Post the grant from TED he’s started the Inside Out Project. Here’s the short TED talk:
If I was campaigning for some worth cause I’d be seriously tempted to partake. Ha may even consider it when not. I like his conditions – no credit, no sponsorship, no branding, no marketing etc.
EDIT: Ah – there has been an Inside Out project in London : http://www.insideoutproject.net/#@section=view_project@project=272
Ok – so you’ve all seen painting with light – some examples better than others.
And you’ve probably seen Matrix-esque “Bullet-time” setups where there are lots of cameras in a ring all fired at the same time or in very quick succession with the resulting shots turned into an animated gif or video.
Well this is a combination of both Pretty Nifty I thought – so sharing.
Originally seen via Peta Pixel.
Well …. seems I’ve been passed over again
Just a quick post to mention that Pulitzer Prize 2012 winners have been announced.
The number of photography awards can vary years to year, this year there are two:
Feature Photography – Craig F. Walker of The Denver Post
Breaking News Photography – Massoud Hossaini of Agence France-Presse
Here’s the winner for Breaking News Photography (see above link for more details):

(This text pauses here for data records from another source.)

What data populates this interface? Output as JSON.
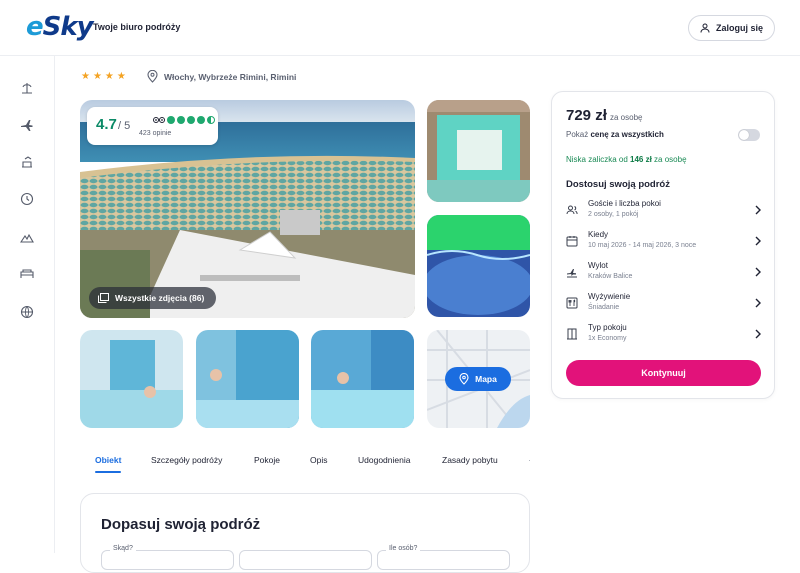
{
  "header": {
    "logo_e": "e",
    "logo_sky": "Sky",
    "tagline": "Twoje biuro podróży",
    "login_label": "Zaloguj się"
  },
  "sidebar": {
    "icons": [
      "beach-icon",
      "flight-icon",
      "flight-hotel-icon",
      "last-minute-icon",
      "mountain-icon",
      "hotel-bed-icon",
      "globe-icon"
    ]
  },
  "hotel": {
    "stars": "★★★★",
    "location": "Włochy, Wybrzeże Rimini, Rimini",
    "rating": "4.7",
    "rating_of": "/ 5",
    "rating_dots_filled": 4.5,
    "opinions": "423 opinie",
    "all_photos_label": "Wszystkie zdjęcia (86)",
    "map_label": "Mapa"
  },
  "tabs": [
    {
      "label": "Obiekt",
      "active": true
    },
    {
      "label": "Szczegóły podróży"
    },
    {
      "label": "Pokoje"
    },
    {
      "label": "Opis"
    },
    {
      "label": "Udogodnienia"
    },
    {
      "label": "Zasady pobytu"
    }
  ],
  "bottom": {
    "title": "Dopasuj swoją podróż",
    "field_from": "Skąd?",
    "field_people": "Ile osób?"
  },
  "booking": {
    "price": "729 zł",
    "price_per": "za osobę",
    "show_total_prefix": "Pokaż ",
    "show_total_bold": "cenę za wszystkich",
    "deposit_prefix": "Niska zaliczka od ",
    "deposit_amount": "146 zł",
    "deposit_suffix": " za osobę",
    "customize_title": "Dostosuj swoją podróż",
    "options": [
      {
        "title": "Goście i liczba pokoi",
        "sub": "2 osoby, 1 pokój",
        "icon": "guests-icon"
      },
      {
        "title": "Kiedy",
        "sub": "10 maj 2026 - 14 maj 2026, 3 noce",
        "icon": "calendar-icon"
      },
      {
        "title": "Wylot",
        "sub": "Kraków Balice",
        "icon": "departure-icon"
      },
      {
        "title": "Wyżywienie",
        "sub": "Śniadanie",
        "icon": "meal-icon"
      },
      {
        "title": "Typ pokoju",
        "sub": "1x Economy",
        "icon": "room-icon"
      }
    ],
    "cta_label": "Kontynuuj"
  },
  "colors": {
    "brand_blue": "#1b6de0",
    "cta_pink": "#e2127a",
    "rating_green": "#1fa86f",
    "star_orange": "#f4a324"
  }
}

For those interested in the Photography of Pulitzer – there is a book called “Moments – The Pulitzer Prize Winning Photographs” however it’s now out of print so hard to get hold of. Also as years go buy it’s been updated so there are numerous versions of the book too. I have one, think the 2002 version – I’ve yet to go through it in detail. I THINK there might be a version from 2007.
I’ve considered doing a post on the D800 for a while because I’v ordered it (Woohoo – long awaited upgrade!) but as I’ve not actually got it yet – and no idea when it will turn up as yet – I thought I might as well wait.
But this video popped up on one of my feeds so thought I’d share it too. Rather amusing….
More Focus on imaging 2012 prices – this time cameraworld,nothing I want is V cheap.
Click on images for a larger picture.
Some prices for you. Hope this WordPress app uploads the full images. Edit: It didn’t but they’ve been uploaded. Clicm on picture for the full size.
Focus on Imaging 2012 started today.
This is the UK’s biggest Photography trade show/fair. It’s at Birmingham NEC and started today (Sunday 4th) and goes on until Wednesday (7th March). Practically all the main photography manufacturers have a stall there and also a lot of other interesting stalls also – retailers, magazines, smaller manufacturers, trade agencies, societies, Universities etc. If you’re a big photography fan then it’s a must at least once – especially if considering buying some equipment.
But as well as stalls trying to sell you stuff there are other things of interest – here’s the show’s What’s On page.
Talks, demo’s, workshops etc. Unlike other trade fair which have separate paid for seminars – these talks are fairly small, but also free. I’ve been to a few in the past e.g. on Nikon Speedlights and they certainly can still be interesting. Here’s a list of all the talks.
With a quick preview picture:
Deals : usually there are some good deals to be had at the show and this is why I’m going this year – I’m hoping to buy a Full Frame lens cheaply before I hopefully upgrade to the Nikon D800. I will try to blog prices here – but as I’m only going on Tuesday – it may be a bit late for most I’m afraid. Should still be interesting though. Although – I have seen someone mention that they bought a Nikon 16-35 from the Jacobs stall for £850 – that’s their normal shop price! Although purchasing a lens is my main purpose for going it has been more than a year since I last went – so it should be an interesting day out anyway.
Other things I’m hoping to try/buy:
- Try a production D800 (already tried a demo one)
- Take some photos with my own card on both D800 and D700 to compare
- Look at Computer monitors – I’m thinking of buying a new 24″ monitor
- Try some Wacom tablets
- Maybe buy some 1.72m wide Colorama backdrop paper.
- And generally just geek out
Ok so I’ve mentioned creative Bokeh before, but think this is the best one so far – combines split screen and also love the fact that they show how it’s done in the film itself.